By: Blair Neher Nov 9, 2021

Breaking down EAT – Google’s Content Scoring

If you’ve ever used Google, you know within a fraction of a second, any search will pull up millions of results. And you may have also felt the frustration of not always being able to find what you need, having to sift through multiple pages or links to get to the right information. In addition, there’s no promise the information you’re finding is factually accurate or derived from a credible source. Luckily, Google understands this potential spread of misinformation and implemented the EAT Quality Guideline standard in 2018.

What is EAT?

EAT stands for Expertise, Authoritativeness and Trustworthiness. The acronym was created by Google to assess the overall credibility of the creator of a site, as well as the content on the website and the website itself as a whole. Google also uses two other search quality guidelines, called “Beneficial Purpose” and “YMYL (your money, your life).” Beneficial Purpose refers to a site fulfilling its intended purpose and being user-intended. Seems simple enough, but thousands of websites getting published each year fail to meet this guideline when a clear purpose for the site as a whole can’t be determined by Google’s search raters. Websites that fall under the YMYL standard are ones that could make a significant impact on a person’s future, including their health, financial status and safety. YMYL websites, like financial blogs and medical advice for example, must always meet EAT standards, as they have an impact on public safety and the spread of mass information.

How does Google use EAT?

According to Lily Ray’s article on breaking down EAT, Google conducts over 380,000 quality evaluations every year with over 10,000 human quality raters. These raters are specifically trained to spot bad content according to EAT guidelines and provide feedback, which is then incorporated into Google’s future algorithms. While a rater’s feedback won’t directly influence Google’s results as a whole, the data is aggregated into a wider database, which will lend into improving search results for the highest quality content.


If you run a business and are looking to boost your store’s visibility and credibility online, you’ve probably heard of SEO, or search engine optimization. SEO refers to the process of increasing the quantity and quality of website traffic to your page through organic search engine results.

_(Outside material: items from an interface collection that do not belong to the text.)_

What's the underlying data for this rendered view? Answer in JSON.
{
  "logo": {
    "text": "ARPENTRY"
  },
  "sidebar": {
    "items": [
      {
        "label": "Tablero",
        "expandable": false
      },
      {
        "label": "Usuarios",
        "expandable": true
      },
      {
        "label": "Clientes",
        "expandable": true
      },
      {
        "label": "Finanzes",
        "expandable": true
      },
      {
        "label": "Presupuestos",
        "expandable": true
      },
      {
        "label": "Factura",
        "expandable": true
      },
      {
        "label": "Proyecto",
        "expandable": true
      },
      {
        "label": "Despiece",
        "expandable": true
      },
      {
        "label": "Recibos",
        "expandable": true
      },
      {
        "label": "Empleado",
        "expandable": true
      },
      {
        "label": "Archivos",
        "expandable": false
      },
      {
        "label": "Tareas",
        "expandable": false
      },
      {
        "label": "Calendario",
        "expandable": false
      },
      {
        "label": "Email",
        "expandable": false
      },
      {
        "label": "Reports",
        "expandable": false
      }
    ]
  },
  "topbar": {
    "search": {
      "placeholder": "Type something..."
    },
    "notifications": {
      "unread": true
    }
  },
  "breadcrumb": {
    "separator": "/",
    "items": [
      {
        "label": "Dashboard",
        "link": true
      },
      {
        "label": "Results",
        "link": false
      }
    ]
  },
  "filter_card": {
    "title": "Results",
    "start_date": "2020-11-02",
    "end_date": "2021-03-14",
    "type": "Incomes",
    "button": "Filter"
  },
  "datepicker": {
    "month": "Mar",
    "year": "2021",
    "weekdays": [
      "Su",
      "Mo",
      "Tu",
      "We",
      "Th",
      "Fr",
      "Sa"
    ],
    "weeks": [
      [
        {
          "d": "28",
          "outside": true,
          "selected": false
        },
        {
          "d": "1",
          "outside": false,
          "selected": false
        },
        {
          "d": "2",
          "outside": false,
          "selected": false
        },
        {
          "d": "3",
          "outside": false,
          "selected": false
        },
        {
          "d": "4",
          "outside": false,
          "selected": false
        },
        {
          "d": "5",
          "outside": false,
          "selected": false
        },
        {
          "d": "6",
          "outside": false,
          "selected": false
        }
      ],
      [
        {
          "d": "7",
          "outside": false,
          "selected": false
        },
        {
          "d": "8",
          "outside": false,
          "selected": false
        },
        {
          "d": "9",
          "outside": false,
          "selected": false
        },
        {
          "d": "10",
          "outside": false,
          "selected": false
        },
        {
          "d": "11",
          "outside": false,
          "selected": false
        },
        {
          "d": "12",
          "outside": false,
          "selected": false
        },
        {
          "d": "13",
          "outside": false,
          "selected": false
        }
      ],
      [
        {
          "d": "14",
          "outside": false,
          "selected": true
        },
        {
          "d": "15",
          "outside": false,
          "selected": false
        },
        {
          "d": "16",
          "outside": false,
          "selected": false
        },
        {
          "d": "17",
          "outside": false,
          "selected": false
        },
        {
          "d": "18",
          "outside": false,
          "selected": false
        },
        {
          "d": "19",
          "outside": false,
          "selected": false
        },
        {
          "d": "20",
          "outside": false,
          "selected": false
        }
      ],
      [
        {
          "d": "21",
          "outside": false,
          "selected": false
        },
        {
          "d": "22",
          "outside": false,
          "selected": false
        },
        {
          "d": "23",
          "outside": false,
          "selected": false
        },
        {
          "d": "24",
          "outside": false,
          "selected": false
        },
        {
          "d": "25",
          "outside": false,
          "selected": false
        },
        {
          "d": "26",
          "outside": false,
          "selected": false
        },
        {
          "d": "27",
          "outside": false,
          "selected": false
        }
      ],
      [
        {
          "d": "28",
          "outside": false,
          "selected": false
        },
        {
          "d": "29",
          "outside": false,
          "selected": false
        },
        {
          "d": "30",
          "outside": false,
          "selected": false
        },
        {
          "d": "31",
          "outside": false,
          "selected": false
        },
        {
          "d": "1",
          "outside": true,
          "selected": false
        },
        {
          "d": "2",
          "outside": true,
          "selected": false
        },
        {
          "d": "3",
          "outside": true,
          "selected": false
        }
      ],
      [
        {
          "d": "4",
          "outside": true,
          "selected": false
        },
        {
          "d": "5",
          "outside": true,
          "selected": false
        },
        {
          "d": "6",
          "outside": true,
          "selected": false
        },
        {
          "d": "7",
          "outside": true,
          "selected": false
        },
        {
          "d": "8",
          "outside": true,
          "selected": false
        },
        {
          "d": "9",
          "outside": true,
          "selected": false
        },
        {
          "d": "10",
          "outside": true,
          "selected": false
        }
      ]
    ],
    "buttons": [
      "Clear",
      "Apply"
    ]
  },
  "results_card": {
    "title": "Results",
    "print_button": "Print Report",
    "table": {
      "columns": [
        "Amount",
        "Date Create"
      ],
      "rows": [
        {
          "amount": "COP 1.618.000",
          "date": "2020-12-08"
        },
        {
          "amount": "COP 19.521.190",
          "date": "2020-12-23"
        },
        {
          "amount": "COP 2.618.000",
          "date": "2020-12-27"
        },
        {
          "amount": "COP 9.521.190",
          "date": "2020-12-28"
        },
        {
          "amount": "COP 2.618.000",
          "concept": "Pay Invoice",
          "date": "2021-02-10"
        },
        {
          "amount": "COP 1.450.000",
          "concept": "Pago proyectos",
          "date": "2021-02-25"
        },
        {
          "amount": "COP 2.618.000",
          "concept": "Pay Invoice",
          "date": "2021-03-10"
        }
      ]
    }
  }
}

SEO targets unpaid traffic versus paid and can be generated through the use of different kinds of searches. It is arguably the most popular internet marketing strategy on the market today.

How can SEO and EAT work together for your business?

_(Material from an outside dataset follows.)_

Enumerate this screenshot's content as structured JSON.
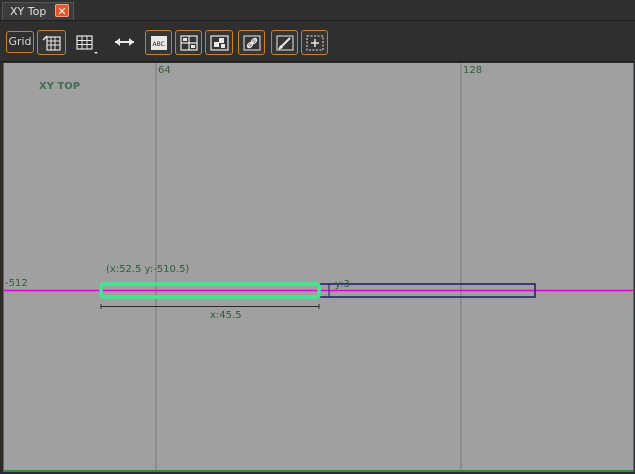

EAT should always be a primary factory within your overall SEO marketing strategy. While there is no such thing as an EAT score, producing quality content will optimize both your SEO and your EAT guideline ranking. If you have a website for your business and want to make sure you’re meeting Google’s EAT guidelines, start by objectively examining how your page looks to a potential viewer. What kind of content are you publishing and is it relevant to your industry? Is it safe and fact-checked? Quality content is the number one-driver for search engine rankings and can lend to your site having authority in your field. Be sure to conduct market research and identify keywords you think your target audience would be using in search. Strategically place these keywords, along with relevant links, throughout your text. In addition, use alternative tags to describe your videos and pictures, especially if you have product images and descriptions. This makes your website more accessible and easier to find.

How can you make your website more credible?

To optimize EAT, you should make credibility the biggest possible focus of both your landing page and all of your website pages. After all, content marketing starts with your website. This includes presenting your brand in the best light, showcasing your leadership and experts and being as upfront as possible about your business practices and processes. This will lend to the “Expertise” component of EAT. If you have writers who produce content for you, they should have relevant professional experience in the area that can be verified. This will help your audience trust you, your services and products and your content. While there is no definitive ranking factor confirmed by Google that contributes to good EAT, other than PageRank and verified on-page linking, content on your page should send a credible and safe signal to all who see it.

If your business is growing, you may want to start adding as much content to your website as possible. But always remember – less is more. Explain your mission, how you generate money, and how you create your products as clearly and concisely as possible. Every page on your website should serve a purpose. If you have a page that is YMYL, especially one that sells products and asks for credit card information, make sure you aim to have the highest EAT possible. Being transparent allows new and old customers to trust that you are who you say you are and that their money and identities are safe from the moment they start browsing to the second they check out.